Maker Studios has signed an upfront deal with Omnicom Media Group ahead of the network's Digital Content NewFronts presentation on Tuesday night in New York. The deal includes an ad spending commitment in the "low-eight figures," according to a person familiar with the matter.
The deal is the first signed by Maker Studios, according to Maker Studios head of global sales Jason Krebs. In a recent interview with Ad Age, Omnicom's president of U.S. digital investments Jon Schaaf said that the agency holding company doesn't publicize its upfront deals unless they are "transformative opportunities." The last upfront arrangement Omnicom announced was the $100 million deal with Instagram.
"Obviously we do a lot of deals with media [companies]. We don't go to market with all of them because some may be more [media] trading terms that aren't necessarily newsworthy," Mr. Schaaf said last month.
The deal is the latest coming-of-age signal for YouTube networks. Like blog networks, companies like Maker Studios started out as confederations of YouTube channels that pooled their audiences to collectively bargain for ad dollars. Now they're joining the ranks of Google and Facebook in securing upfront arrangements with media buyers, driving more money to the medium and potentially siphoning from TV's share of ad budgets.
"There is a genuine desire for advertisers to understand [online video] better. This deal is not about the size of the deal or its upfront nature, but about learning. It's a strategic deal about learning," said MediaLink CEO Michael Kassan, who helped broker the deal.
Omnicom's eight-figure spending commitment will go towards ads against Maker's content, but the deal also buys its agencies and clients an inside track to that content. For example, they'll get to turn Maker's 50,000-plus creators into spokespeople through Maker Offers. That program will have the YouTube stars creating videos for brands and uploading them to their own YouTube channels. Advertisers will also get access to Maker Labs, akin to the YouTube network's in-house agency. "Labs are a new way of creating content with brands involved…. Our version with Omnicom is to shorten the timeframe of relevant content creation," Mr. Krebs said.
Brand integration programs like Maker Offers and Maker Labs carry a lot of importance to the network's bottom line. Typically companies like Maker Studios have to give up 45% of their YouTube videos' ad revenue to the Google-owned video service. But they usually get to keep the money from marketer tie-ups like product placements and branded videos. That's why many of the networks -- as well as YouTube -- have made a point recently to pump up brand-creator collaborations.
Omnicom isn't getting exclusive access to Maker's inventory or talent, but they will have a first-mover advantage. "What I'll tell you is when you're with a group of people at the bar, you often ask your closer friends what they want to drink first," Mr. Krebs said. Maker Studios expects to sign similar deals with other agency groups, he said.
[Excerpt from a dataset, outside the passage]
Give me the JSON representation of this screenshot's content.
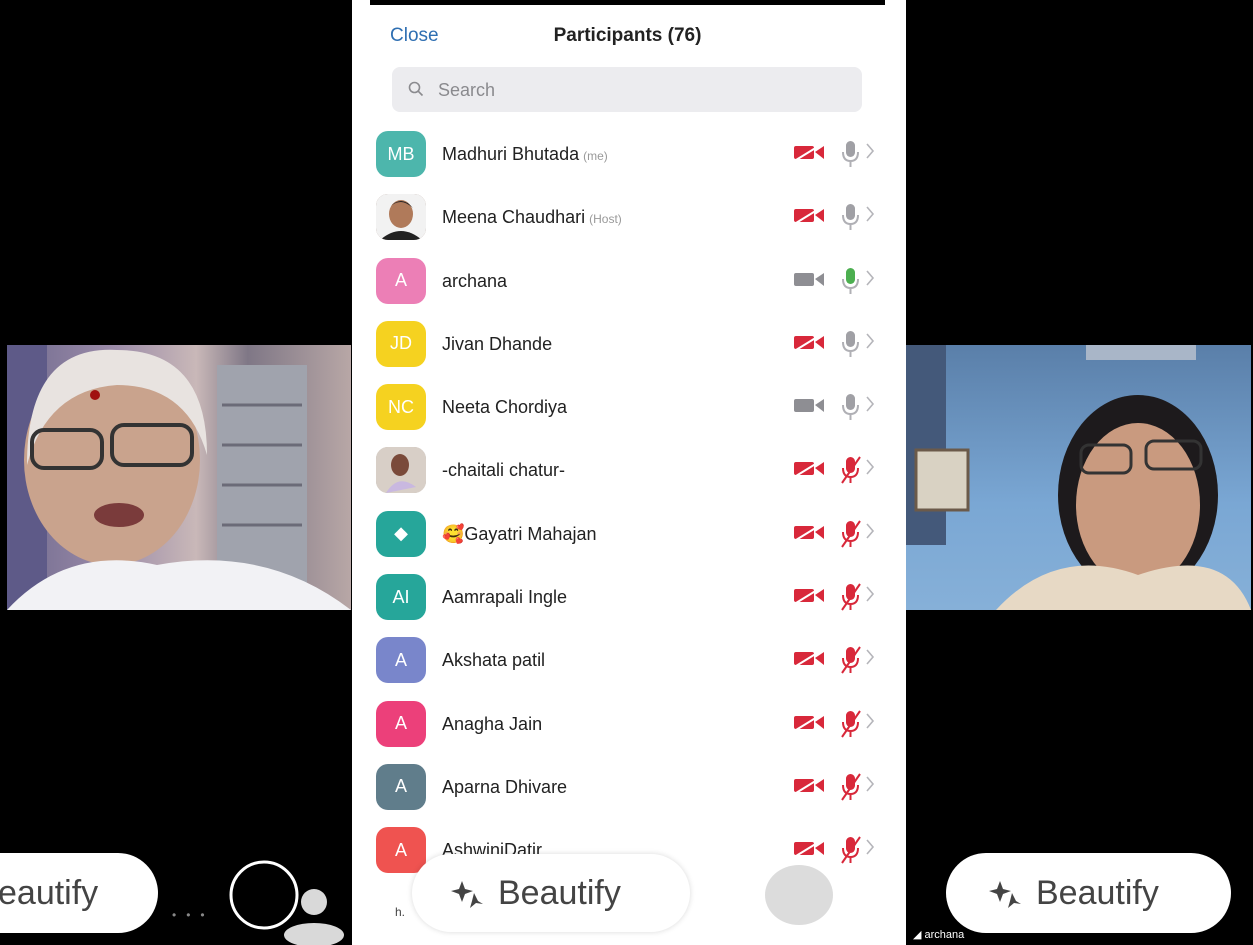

Los Angeles-based Maker Studios grabbed 20.6 million U.S. unique viewers in March 2014, according to comScore. That same month the company agreed to sell to The Walt Disney Company in a deal that could eventually total $950 million.